**Exercise prompt**
Gather each line in the entries that includes the string "Define".

Data provided Start Marker

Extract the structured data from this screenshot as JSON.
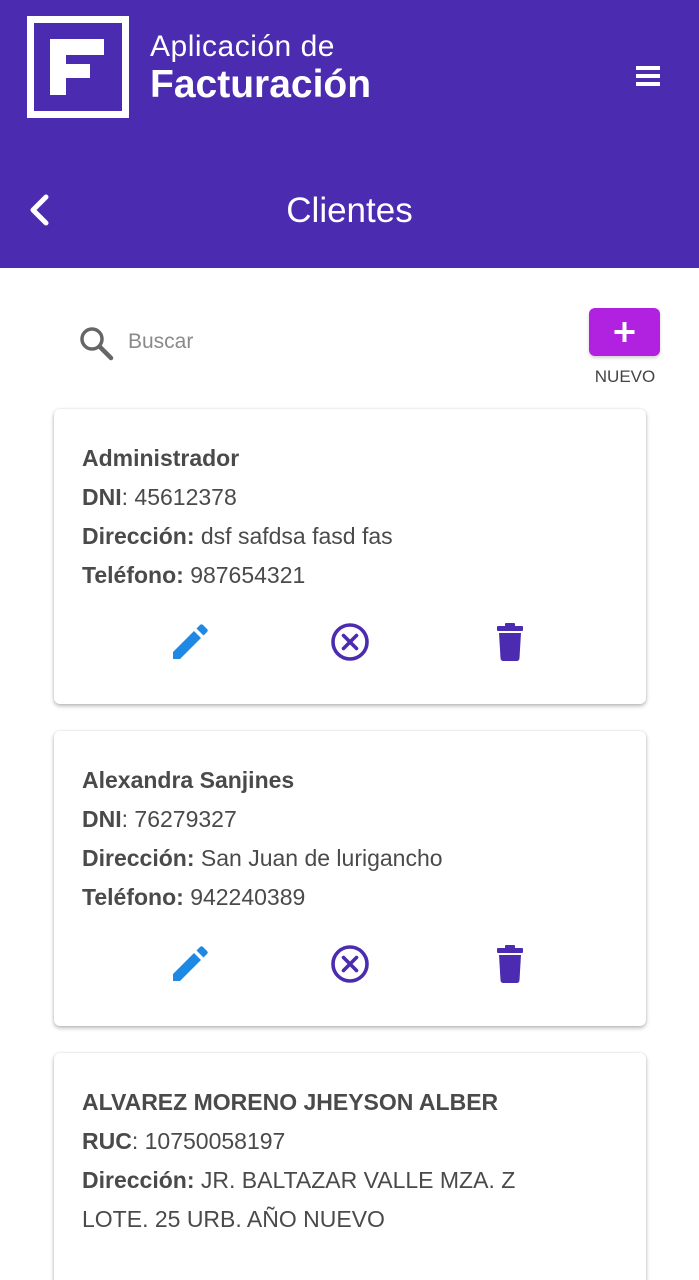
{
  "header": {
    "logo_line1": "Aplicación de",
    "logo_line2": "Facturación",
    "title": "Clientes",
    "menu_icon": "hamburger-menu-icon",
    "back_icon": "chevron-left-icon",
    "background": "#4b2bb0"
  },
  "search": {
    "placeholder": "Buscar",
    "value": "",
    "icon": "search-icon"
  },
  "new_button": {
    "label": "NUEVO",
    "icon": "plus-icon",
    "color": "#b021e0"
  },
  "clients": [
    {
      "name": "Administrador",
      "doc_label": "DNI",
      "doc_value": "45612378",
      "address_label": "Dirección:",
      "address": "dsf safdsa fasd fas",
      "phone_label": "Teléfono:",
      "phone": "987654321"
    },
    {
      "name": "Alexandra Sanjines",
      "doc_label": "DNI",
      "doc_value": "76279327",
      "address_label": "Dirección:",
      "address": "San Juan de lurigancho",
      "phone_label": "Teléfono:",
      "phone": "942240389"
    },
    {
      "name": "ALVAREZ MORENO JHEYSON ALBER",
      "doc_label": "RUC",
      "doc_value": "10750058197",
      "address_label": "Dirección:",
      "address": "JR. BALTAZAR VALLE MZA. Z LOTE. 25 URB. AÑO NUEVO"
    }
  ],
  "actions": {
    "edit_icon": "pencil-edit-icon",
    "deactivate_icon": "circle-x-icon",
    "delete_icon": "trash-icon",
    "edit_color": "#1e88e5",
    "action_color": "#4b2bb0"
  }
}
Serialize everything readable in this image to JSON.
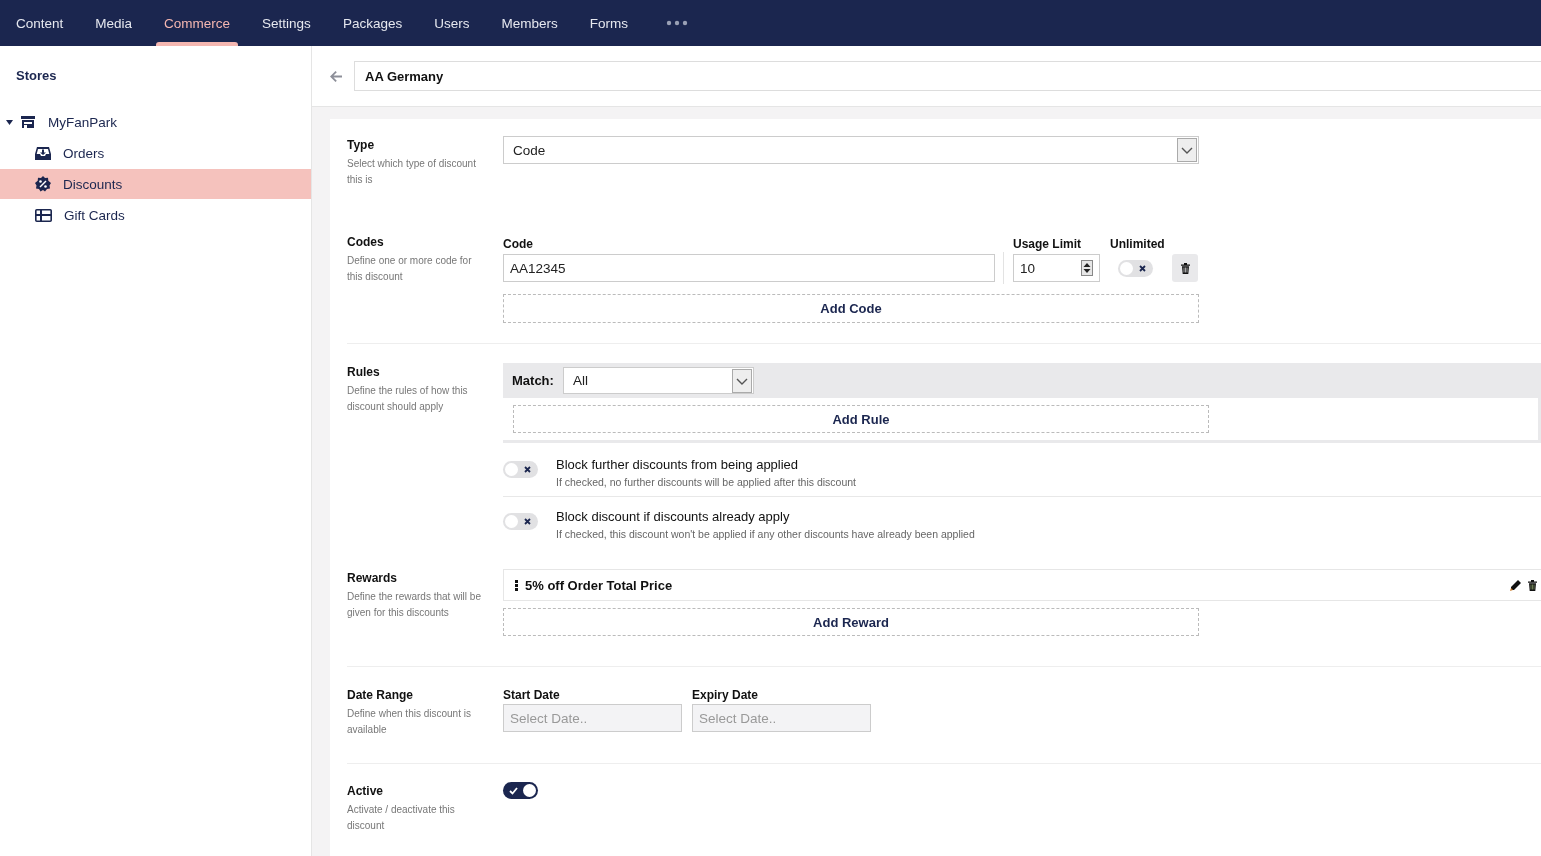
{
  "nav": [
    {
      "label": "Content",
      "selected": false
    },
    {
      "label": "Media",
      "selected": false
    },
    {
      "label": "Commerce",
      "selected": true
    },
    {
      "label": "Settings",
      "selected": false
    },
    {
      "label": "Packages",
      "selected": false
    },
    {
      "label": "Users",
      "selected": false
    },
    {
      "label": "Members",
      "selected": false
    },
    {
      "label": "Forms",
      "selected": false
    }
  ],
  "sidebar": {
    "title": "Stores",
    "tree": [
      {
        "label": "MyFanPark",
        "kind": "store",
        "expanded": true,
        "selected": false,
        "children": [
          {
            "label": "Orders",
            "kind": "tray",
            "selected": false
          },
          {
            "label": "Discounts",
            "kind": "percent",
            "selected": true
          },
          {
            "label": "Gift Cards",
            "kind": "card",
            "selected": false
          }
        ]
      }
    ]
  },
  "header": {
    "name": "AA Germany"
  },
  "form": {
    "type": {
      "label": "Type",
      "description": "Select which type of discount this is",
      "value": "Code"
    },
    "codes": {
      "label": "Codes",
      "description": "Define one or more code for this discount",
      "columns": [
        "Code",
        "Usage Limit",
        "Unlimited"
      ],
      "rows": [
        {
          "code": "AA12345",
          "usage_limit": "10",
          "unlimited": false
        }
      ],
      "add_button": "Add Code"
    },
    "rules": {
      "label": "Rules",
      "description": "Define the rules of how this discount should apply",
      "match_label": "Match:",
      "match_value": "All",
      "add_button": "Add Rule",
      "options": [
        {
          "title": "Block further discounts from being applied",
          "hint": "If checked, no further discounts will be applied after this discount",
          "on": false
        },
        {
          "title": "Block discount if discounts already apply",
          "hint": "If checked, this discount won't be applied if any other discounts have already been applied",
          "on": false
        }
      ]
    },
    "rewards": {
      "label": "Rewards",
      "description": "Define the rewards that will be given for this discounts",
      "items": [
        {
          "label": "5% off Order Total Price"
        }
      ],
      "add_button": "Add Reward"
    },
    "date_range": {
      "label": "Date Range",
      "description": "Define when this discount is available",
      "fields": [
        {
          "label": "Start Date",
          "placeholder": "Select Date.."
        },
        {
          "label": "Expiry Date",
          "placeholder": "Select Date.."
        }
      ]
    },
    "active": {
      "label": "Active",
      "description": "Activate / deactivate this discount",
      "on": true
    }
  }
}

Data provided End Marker

**Response box**
      "description": "Define one or more code for this discount",
      "description": "Define the rules of how this discount should apply",
      "description": "Define the rewards that will be given for this discounts",
      "description": "Define when this discount is available",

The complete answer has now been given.